[Page and application data records]
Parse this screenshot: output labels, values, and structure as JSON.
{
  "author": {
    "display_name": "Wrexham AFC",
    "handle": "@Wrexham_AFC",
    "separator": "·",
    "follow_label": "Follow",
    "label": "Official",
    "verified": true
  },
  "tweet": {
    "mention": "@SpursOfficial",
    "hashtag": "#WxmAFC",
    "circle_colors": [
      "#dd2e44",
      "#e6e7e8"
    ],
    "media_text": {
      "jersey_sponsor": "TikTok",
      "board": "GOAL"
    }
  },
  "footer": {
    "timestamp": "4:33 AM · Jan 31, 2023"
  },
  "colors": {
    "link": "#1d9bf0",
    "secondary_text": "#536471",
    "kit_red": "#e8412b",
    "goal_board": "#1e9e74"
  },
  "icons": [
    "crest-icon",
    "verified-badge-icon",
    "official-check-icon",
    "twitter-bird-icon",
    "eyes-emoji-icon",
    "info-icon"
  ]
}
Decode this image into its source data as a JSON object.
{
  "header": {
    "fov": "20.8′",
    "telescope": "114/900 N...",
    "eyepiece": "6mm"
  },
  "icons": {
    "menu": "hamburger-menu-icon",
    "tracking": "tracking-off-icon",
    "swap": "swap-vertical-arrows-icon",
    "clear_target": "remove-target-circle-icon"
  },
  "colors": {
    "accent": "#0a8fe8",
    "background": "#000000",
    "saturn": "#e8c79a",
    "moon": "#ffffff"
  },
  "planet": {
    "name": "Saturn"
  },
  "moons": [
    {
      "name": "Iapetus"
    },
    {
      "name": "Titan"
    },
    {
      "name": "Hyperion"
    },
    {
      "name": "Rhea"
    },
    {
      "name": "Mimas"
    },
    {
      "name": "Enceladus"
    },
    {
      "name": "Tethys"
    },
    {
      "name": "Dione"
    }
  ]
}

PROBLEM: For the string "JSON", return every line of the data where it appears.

EXPECTED OUTPUT:
Parse this screenshot: output labels, values, and structure as JSON.
Decode this image into its source data as a JSON object.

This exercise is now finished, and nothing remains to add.